(Element data from apps and pages)

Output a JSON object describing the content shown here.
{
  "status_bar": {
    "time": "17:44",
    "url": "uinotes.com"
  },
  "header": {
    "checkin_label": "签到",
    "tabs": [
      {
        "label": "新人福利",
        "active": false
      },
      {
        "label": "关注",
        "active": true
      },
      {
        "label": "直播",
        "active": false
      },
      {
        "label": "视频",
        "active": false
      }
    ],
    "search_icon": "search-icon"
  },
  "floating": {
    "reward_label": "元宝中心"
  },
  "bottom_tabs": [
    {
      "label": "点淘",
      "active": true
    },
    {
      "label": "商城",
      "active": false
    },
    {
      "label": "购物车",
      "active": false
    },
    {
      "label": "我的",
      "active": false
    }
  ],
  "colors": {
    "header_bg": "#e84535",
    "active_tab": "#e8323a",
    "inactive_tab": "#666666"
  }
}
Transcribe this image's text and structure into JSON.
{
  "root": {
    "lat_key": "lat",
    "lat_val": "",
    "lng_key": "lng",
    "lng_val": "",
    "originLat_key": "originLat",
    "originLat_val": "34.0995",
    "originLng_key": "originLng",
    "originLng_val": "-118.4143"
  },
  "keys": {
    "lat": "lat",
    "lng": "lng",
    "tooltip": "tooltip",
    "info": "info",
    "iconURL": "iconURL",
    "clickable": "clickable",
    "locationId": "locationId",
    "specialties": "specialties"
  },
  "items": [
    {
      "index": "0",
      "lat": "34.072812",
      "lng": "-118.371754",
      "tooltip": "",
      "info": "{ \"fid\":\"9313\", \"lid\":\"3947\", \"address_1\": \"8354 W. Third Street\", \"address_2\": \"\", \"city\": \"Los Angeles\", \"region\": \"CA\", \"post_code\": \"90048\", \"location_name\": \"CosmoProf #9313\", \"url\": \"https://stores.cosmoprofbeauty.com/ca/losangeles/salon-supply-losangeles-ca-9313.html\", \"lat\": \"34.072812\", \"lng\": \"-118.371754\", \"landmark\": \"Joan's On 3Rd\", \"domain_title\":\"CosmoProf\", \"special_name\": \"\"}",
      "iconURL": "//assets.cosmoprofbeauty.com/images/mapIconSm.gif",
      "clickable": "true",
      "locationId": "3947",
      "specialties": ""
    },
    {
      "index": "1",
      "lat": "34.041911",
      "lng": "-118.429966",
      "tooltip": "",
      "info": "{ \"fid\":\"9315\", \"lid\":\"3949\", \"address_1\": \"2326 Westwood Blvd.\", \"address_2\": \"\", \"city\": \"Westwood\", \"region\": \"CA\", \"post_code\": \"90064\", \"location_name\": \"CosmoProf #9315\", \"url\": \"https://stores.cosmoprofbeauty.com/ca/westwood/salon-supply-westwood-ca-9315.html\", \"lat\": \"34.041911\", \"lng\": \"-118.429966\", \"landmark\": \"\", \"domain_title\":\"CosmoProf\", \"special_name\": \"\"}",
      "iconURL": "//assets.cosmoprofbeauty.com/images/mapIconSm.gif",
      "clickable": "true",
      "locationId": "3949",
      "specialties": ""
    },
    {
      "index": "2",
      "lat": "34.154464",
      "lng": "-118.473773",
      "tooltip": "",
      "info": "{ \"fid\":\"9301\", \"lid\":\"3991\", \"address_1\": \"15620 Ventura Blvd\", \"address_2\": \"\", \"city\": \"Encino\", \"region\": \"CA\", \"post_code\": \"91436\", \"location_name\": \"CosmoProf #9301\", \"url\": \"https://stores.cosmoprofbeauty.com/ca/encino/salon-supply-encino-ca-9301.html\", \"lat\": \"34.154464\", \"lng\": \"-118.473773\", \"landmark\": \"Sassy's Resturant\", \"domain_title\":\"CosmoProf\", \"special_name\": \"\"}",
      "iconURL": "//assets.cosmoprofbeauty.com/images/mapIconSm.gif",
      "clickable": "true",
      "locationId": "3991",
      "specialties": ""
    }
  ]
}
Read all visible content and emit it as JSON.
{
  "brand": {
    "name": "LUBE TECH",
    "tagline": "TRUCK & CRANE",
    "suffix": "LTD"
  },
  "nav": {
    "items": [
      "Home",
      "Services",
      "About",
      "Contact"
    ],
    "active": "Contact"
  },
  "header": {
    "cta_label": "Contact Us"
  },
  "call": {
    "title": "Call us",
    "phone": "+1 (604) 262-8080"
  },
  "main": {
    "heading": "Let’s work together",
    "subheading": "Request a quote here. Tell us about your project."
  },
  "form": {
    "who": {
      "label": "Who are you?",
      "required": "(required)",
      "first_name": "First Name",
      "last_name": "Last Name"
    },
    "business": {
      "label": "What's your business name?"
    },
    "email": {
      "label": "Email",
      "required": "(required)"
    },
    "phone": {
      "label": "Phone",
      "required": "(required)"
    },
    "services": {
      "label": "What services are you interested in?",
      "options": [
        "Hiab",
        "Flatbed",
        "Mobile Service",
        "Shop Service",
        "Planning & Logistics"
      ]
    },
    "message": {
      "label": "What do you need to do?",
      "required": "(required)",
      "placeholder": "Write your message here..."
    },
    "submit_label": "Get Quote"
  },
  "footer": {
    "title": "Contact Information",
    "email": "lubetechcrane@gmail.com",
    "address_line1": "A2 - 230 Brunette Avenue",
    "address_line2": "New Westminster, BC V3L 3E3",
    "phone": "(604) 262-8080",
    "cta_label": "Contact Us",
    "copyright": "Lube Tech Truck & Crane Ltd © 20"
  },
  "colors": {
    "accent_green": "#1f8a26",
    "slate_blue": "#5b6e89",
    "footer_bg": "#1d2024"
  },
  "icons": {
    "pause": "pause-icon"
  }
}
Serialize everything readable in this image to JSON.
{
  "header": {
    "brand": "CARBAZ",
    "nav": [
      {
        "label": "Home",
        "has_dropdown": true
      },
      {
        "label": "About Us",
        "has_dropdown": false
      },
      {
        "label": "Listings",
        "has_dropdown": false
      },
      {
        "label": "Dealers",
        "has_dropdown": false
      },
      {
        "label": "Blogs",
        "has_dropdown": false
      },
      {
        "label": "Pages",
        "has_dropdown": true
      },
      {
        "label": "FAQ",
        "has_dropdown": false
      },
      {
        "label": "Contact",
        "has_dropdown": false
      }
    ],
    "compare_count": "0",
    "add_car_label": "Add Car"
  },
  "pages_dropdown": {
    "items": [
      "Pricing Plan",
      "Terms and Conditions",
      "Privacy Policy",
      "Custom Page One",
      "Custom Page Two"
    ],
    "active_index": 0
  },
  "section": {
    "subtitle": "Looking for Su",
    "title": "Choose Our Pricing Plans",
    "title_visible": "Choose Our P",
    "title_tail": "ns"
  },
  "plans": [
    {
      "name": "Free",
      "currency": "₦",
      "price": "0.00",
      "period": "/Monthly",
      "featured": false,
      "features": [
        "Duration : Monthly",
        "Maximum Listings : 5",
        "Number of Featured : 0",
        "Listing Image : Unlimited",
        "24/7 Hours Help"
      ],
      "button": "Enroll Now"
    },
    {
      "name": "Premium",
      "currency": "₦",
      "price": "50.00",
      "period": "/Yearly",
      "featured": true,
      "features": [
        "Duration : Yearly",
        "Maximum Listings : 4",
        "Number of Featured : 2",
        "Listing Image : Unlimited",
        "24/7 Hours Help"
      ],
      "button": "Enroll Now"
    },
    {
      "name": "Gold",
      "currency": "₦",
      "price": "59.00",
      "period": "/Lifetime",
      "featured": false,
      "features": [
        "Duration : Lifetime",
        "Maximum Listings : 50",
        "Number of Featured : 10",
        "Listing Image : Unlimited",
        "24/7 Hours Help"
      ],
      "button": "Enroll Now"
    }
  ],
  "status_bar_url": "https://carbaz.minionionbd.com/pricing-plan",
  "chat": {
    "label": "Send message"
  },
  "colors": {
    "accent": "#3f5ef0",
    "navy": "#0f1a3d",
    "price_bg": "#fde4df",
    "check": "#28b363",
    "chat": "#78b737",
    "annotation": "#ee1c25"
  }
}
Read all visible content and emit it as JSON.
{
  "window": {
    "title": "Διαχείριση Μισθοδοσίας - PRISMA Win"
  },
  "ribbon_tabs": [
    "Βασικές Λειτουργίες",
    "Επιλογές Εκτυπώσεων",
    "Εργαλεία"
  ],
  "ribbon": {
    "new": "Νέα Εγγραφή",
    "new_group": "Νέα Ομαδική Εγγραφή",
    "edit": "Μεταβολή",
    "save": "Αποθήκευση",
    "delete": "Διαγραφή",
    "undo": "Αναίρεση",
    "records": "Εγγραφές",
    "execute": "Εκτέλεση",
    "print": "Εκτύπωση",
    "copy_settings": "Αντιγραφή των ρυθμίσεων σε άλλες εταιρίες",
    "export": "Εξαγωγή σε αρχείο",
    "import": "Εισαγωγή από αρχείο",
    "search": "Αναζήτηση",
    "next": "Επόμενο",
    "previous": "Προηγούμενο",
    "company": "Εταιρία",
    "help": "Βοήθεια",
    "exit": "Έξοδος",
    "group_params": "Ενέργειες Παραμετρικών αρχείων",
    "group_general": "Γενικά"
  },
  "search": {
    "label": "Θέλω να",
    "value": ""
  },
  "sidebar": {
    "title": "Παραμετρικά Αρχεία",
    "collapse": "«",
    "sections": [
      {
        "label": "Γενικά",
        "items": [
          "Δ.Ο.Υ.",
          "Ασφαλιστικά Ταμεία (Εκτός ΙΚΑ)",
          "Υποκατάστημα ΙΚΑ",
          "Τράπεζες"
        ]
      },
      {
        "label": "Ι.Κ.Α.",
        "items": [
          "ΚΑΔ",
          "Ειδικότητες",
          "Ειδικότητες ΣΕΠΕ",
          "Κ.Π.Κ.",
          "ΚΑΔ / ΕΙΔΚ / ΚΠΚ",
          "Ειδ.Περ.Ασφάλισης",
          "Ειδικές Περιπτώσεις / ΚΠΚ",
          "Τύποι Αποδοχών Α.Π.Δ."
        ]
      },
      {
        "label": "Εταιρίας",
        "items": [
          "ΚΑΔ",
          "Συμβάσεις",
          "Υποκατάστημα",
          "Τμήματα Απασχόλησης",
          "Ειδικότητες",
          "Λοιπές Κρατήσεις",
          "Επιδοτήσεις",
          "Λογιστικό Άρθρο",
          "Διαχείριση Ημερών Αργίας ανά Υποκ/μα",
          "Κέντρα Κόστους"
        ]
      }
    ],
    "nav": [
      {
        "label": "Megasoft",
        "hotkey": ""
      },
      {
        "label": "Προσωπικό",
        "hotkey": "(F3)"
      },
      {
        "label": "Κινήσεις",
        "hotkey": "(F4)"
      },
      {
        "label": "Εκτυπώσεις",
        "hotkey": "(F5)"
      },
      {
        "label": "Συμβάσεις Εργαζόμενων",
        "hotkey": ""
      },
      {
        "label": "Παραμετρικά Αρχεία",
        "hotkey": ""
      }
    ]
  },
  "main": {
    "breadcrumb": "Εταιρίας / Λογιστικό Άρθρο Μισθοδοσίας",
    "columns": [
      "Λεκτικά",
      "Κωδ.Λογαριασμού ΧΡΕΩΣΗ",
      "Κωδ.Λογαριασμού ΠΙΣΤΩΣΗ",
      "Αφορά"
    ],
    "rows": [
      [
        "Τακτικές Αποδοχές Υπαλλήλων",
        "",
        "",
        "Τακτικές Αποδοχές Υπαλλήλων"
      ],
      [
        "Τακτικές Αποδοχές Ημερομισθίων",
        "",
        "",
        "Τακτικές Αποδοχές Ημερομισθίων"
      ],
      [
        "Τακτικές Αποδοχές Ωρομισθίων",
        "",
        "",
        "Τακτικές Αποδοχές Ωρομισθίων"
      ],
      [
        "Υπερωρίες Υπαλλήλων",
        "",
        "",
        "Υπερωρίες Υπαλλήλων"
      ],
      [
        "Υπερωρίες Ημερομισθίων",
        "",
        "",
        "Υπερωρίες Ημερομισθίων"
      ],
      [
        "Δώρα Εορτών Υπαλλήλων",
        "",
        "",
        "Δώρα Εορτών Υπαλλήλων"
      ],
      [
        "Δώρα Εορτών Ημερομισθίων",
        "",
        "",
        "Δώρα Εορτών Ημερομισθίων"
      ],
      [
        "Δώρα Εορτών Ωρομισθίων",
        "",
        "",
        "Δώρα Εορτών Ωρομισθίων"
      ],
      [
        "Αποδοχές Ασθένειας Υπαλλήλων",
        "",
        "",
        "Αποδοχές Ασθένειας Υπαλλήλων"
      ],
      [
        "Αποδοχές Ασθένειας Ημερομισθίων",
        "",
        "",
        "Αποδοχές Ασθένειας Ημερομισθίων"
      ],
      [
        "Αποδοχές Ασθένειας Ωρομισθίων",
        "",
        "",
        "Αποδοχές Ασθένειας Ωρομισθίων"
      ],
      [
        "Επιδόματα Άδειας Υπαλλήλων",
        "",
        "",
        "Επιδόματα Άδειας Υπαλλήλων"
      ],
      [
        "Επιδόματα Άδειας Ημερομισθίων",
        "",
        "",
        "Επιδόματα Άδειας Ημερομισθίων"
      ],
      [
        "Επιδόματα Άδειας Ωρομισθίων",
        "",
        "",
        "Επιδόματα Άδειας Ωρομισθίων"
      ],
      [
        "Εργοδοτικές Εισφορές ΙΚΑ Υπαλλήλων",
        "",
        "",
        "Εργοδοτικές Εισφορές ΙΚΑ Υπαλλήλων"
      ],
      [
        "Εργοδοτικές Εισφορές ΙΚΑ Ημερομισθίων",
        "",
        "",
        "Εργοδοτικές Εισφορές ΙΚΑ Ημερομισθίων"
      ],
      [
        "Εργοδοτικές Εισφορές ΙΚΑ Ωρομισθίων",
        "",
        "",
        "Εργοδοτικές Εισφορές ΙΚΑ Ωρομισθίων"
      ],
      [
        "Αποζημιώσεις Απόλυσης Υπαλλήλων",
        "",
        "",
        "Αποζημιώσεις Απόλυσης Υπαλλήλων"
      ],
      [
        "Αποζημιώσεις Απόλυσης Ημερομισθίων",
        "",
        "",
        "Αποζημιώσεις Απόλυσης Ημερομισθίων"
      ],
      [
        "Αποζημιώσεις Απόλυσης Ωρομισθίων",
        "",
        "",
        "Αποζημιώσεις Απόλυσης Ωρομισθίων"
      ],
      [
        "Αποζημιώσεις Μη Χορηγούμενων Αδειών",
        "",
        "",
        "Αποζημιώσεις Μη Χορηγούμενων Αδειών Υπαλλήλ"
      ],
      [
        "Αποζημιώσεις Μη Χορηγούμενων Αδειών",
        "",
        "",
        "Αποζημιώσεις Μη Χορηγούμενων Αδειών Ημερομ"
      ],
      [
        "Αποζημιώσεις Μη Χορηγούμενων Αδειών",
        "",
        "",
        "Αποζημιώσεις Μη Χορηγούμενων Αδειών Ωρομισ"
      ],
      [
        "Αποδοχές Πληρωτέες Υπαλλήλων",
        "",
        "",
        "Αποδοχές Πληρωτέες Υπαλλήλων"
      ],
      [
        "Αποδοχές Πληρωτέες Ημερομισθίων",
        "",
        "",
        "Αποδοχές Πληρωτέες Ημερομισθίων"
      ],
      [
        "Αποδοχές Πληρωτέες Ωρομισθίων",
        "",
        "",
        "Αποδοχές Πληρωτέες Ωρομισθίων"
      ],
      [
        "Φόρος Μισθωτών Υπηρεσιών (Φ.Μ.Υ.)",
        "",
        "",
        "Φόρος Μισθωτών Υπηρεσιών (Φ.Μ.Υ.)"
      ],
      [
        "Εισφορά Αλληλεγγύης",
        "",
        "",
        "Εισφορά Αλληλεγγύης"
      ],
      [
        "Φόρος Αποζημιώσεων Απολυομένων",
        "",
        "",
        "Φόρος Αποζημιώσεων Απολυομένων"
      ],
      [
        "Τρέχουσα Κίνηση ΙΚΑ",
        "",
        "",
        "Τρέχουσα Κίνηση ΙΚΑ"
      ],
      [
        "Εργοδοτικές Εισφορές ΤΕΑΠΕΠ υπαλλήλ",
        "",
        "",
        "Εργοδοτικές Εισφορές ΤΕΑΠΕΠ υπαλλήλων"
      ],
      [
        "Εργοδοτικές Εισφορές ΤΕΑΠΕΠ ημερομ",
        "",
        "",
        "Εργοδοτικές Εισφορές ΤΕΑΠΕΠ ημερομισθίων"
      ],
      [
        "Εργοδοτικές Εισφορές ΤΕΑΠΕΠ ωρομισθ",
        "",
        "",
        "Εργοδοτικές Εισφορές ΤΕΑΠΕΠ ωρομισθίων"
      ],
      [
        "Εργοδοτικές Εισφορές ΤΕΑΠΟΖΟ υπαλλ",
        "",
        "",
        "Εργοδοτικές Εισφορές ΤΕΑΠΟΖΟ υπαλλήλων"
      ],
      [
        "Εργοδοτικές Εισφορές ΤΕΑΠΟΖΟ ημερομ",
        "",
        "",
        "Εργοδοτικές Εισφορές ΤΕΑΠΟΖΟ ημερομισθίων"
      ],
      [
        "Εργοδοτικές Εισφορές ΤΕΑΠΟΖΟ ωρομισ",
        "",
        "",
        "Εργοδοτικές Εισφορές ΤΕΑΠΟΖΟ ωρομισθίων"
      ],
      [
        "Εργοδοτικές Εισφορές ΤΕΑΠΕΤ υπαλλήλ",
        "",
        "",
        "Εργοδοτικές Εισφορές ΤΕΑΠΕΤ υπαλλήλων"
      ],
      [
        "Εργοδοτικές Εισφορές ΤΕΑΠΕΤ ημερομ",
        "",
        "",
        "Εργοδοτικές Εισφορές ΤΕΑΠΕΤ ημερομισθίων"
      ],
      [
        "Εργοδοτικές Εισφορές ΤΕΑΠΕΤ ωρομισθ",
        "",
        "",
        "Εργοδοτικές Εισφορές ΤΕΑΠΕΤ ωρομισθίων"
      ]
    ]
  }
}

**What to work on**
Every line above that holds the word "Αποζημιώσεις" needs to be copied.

**Output of the task**
        "Αποζημιώσεις Απόλυσης Υπαλλήλων",
        "Αποζημιώσεις Απόλυσης Υπαλλήλων"
        "Αποζημιώσεις Απόλυσης Ημερομισθίων",
        "Αποζημιώσεις Απόλυσης Ημερομισθίων"
        "Αποζημιώσεις Απόλυσης Ωρομισθίων",
        "Αποζημιώσεις Απόλυσης Ωρομισθίων"
        "Αποζημιώσεις Μη Χορηγούμενων Αδειών",
        "Αποζημιώσεις Μη Χορηγούμενων Αδειών Υπαλλήλ"
        "Αποζημιώσεις Μη Χορηγούμενων Αδειών",
        "Αποζημιώσεις Μη Χορηγούμενων Αδειών Ημερομ"
        "Αποζημιώσεις Μη Χορηγούμενων Αδειών",
        "Αποζημιώσεις Μη Χορηγούμενων Αδειών Ωρομισ"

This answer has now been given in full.